Due to their unique interlayer coupling and optoelectronic properties, van der Waals heterostructures are of considerable interest for the next generation nanoelectronics. Conventional 2D heterostructures usually are composed of two layers of opposite charge carrier type using inorganic materials. One of the challenges when creating 2D heterostructures is the painstaking stacking of the individual components on top of each other. Researchers have now found, for the first time, that there can also be charge transfer (CT) induced interfacial coupling between two different pairs of organic CT layers.
Although graphene properties and applications have already been well-discussed in the literature, it also is important to understand how 2D chemistry of graphene and graphene analogs is related to various applications. Graphene functionalization modifies the unique 2D features of graphene. In this way, the electronic and physical properties of graphene can be controlled toward the given purpose such as highly effective novel electronic device applications. Already, graphene functionalization such as adsorption, intercalation, and doping toward device applications has attracted great attention.
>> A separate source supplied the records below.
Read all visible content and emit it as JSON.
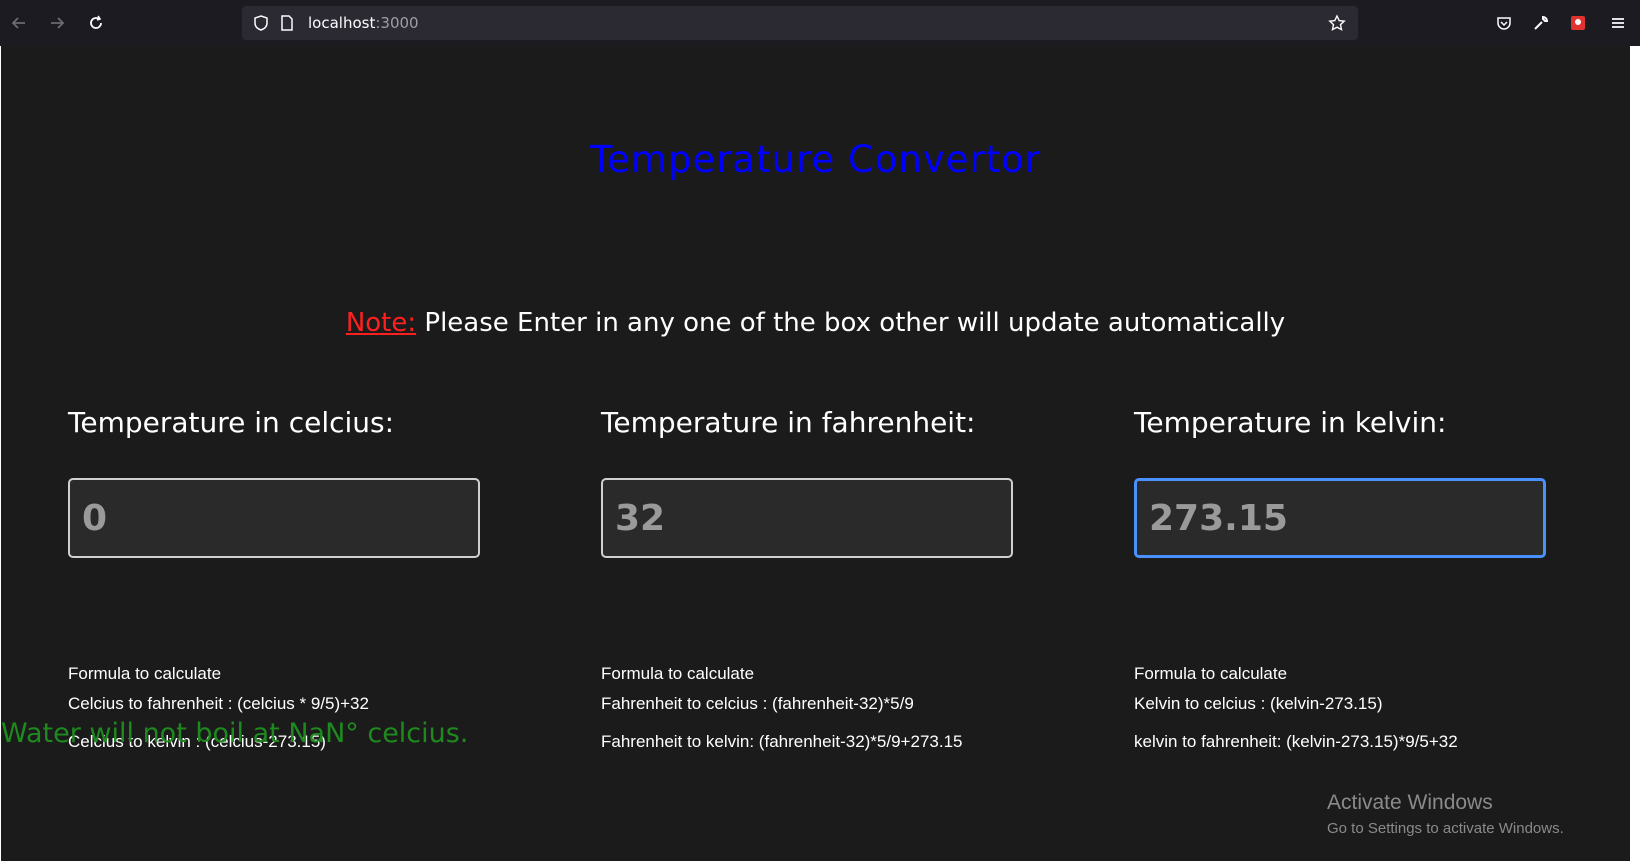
{
  "browser": {
    "url_host": "localhost",
    "url_port": ":3000",
    "icons": [
      "back-icon",
      "forward-icon",
      "reload-icon",
      "shield-icon",
      "page-icon",
      "star-icon",
      "pocket-icon",
      "wrench-icon",
      "extension-icon",
      "menu-icon"
    ]
  },
  "page": {
    "title": "Temperature Convertor",
    "note_label": "Note:",
    "note_text": " Please Enter in any one of the box other will update automatically",
    "columns": [
      {
        "label": "Temperature in celcius:",
        "value": "0",
        "formula_heading": "Formula to calculate",
        "formula_1": "Celcius to fahrenheit : (celcius * 9/5)+32",
        "formula_2": "Celcius to kelvin : (celcius-273.15)"
      },
      {
        "label": "Temperature in fahrenheit:",
        "value": "32",
        "formula_heading": "Formula to calculate",
        "formula_1": "Fahrenheit to celcius : (fahrenheit-32)*5/9",
        "formula_2": "Fahrenheit to kelvin: (fahrenheit-32)*5/9+273.15"
      },
      {
        "label": "Temperature in kelvin:",
        "value": "273.15",
        "formula_heading": "Formula to calculate",
        "formula_1": "Kelvin to celcius : (kelvin-273.15)",
        "formula_2": "kelvin to fahrenheit: (kelvin-273.15)*9/5+32"
      }
    ],
    "status_message": "Water will not boil at NaN° celcius."
  },
  "watermark": {
    "line1": "Activate Windows",
    "line2": "Go to Settings to activate Windows."
  },
  "colors": {
    "title": "#0000ff",
    "note_label": "#ff1f1f",
    "status": "#1e8a1e",
    "focus_border": "#4a90ff"
  }
}
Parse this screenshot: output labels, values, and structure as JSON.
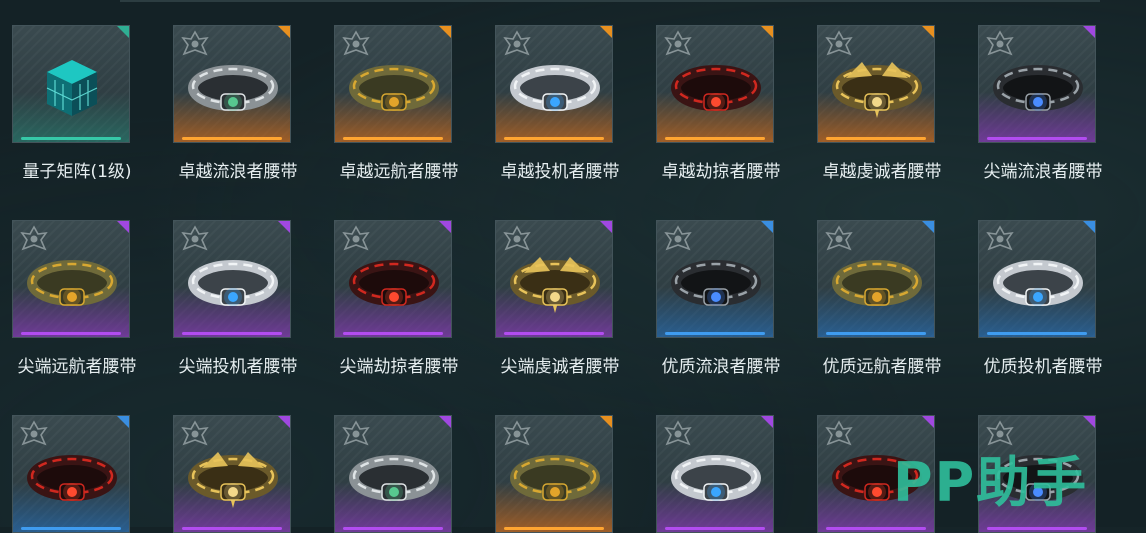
{
  "items": [
    {
      "name": "量子矩阵(1级)",
      "rarity": "teal",
      "art": "cube"
    },
    {
      "name": "卓越流浪者腰带",
      "rarity": "orange",
      "art": "belt-silver"
    },
    {
      "name": "卓越远航者腰带",
      "rarity": "orange",
      "art": "belt-olive"
    },
    {
      "name": "卓越投机者腰带",
      "rarity": "orange",
      "art": "belt-white-blue"
    },
    {
      "name": "卓越劫掠者腰带",
      "rarity": "orange",
      "art": "belt-red"
    },
    {
      "name": "卓越虔诚者腰带",
      "rarity": "orange",
      "art": "belt-gold-wing"
    },
    {
      "name": "尖端流浪者腰带",
      "rarity": "purple",
      "art": "belt-black"
    },
    {
      "name": "尖端远航者腰带",
      "rarity": "purple",
      "art": "belt-olive"
    },
    {
      "name": "尖端投机者腰带",
      "rarity": "purple",
      "art": "belt-white-blue"
    },
    {
      "name": "尖端劫掠者腰带",
      "rarity": "purple",
      "art": "belt-red"
    },
    {
      "name": "尖端虔诚者腰带",
      "rarity": "purple",
      "art": "belt-gold-wing"
    },
    {
      "name": "优质流浪者腰带",
      "rarity": "blue",
      "art": "belt-black"
    },
    {
      "name": "优质远航者腰带",
      "rarity": "blue",
      "art": "belt-olive"
    },
    {
      "name": "优质投机者腰带",
      "rarity": "blue",
      "art": "belt-white-blue"
    },
    {
      "name": "",
      "rarity": "blue",
      "art": "belt-red"
    },
    {
      "name": "",
      "rarity": "purple",
      "art": "belt-gold-wing"
    },
    {
      "name": "",
      "rarity": "purple",
      "art": "belt-silver"
    },
    {
      "name": "",
      "rarity": "orange",
      "art": "belt-olive"
    },
    {
      "name": "",
      "rarity": "purple",
      "art": "belt-white-blue"
    },
    {
      "name": "",
      "rarity": "purple",
      "art": "belt-red"
    },
    {
      "name": "",
      "rarity": "purple",
      "art": "belt-black"
    }
  ],
  "rarity_colors": {
    "teal": "#36c8a8",
    "orange": "#ffa531",
    "purple": "#b24cf0",
    "blue": "#3f9cf0"
  },
  "watermark": "PP助手"
}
Researchers have developed a stretchable and transparent graphene-based electronic tattoo (GET) sensor that is only hundreds of nanometers thick but demonstrates high electrical and mechanical performance. They show that a GET can be fabricated through a simple wet-transfer/dry-patterning process directly on tattoo paper, allowing it to be transferred on human skin exactly like a temporary tattoo, except this sensor is transparent. Due to its ultra-thinness, a GET can fully conform to the microscopic morphology of human skin via just van der Waals interactions and can follow arbitrary skin deformation without mechanical failure or delamination for an extended period of time.
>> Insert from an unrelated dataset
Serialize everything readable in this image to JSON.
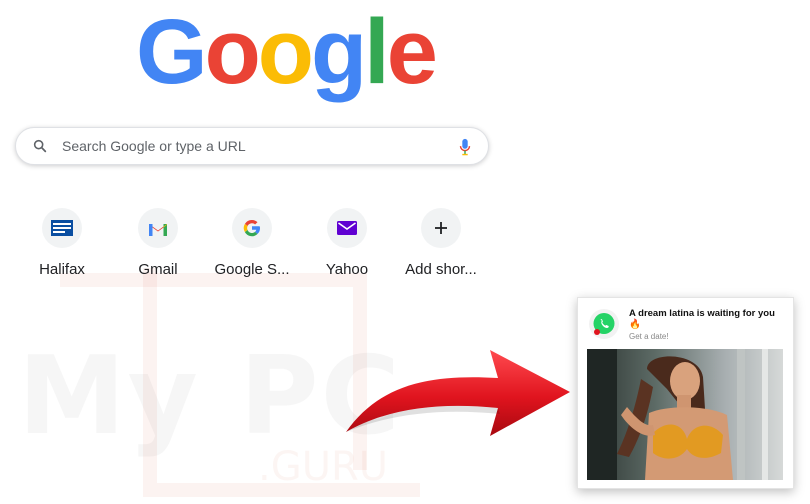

Graphene currently is the most studied material on the planet - this is especially true for charge storage and the results from many laboratories confirm its potential to change today's energy-storage landscape. Specifically, graphene could present several new features for energy-storage devices, such as smaller capacitors, completely flexible and even rollable energy-storage devices, transparent batteries, and high-capacity and fast-charging devices.
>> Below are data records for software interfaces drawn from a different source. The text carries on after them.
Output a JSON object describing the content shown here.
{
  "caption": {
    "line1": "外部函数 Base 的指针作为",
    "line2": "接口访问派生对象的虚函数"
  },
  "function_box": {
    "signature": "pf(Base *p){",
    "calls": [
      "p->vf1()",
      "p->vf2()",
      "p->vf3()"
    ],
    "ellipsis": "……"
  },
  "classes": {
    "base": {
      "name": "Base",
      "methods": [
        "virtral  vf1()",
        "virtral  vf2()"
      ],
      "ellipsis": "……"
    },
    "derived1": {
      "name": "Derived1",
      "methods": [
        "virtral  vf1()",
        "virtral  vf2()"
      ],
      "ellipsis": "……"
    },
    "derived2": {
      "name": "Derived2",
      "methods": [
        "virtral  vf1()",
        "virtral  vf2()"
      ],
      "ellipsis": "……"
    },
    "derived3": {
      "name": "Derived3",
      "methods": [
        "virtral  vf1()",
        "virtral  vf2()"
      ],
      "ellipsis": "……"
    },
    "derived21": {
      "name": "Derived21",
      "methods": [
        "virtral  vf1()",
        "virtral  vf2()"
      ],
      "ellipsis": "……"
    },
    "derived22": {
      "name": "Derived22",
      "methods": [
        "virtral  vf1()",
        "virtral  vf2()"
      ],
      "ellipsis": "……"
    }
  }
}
The ultimate challenge of nanotechnology is to control the structure of matter with atomic precision. The better we are at shaping and structuring material on a small scale, the more powerful technology we can dream of. Unfortunately, the atomic scale is entirely out of range for conventional patterning. Researchers now report that they have achieved nanoscale self-assembly within a two-dimensional layer. Dosing of ethylene and borazine near a hot iridium surface, leads for self-organising of a two-dimensional superlattice of graphene dots.
As two-dimensional (2D) materials gain more and more importance - thanks to their exotic electronic properties and abundant active sites - the development of high-yield, efficient, fast and low-cost synthesis methods to advance these materials from the laboratory to industry has become an urgent issue. Now, researchers have developed a general and rapid molten salts method that can synthesize various ion-intercalated 2D metal oxides and hydroxides, such as cation-intercalated manganese oxides, cation-intercalated tungsten oxides, and anion-intercalated metal hydroxides.
Modern-day electronics or communication technology would not exist without electron microscopy, and the same can be said for many other types of technology. Beyond imaging, the focused beam of electrons is also used for analysis of the chemical composition, the crystal structure, and many other useful things. In new work, researchers have proposed to use graphene as a two-dimensional vacuum chamber, and build a two-dimensional electron microscope, where the electrons fly from the electron gun to the target without ever leaving the graphene sheet.
Inspired by the unique optical and electronic property of graphene, two-dimensional layered materials - as well as their hybrids - have been intensively investigated in recent years, driven by their potential applications for nanoelectronics. The broad spectrum of atomic layered crystals includes transition metal dichalcogenides (TMDs), semiconducting dichalcogenides, monoatomic buckled crystals, such as black phosphorous (BP), and diatomic hexagonal boron nitride, etc. Tihis article examines the recent advancement of flexible 2D electronic devices based on TMDs and BP.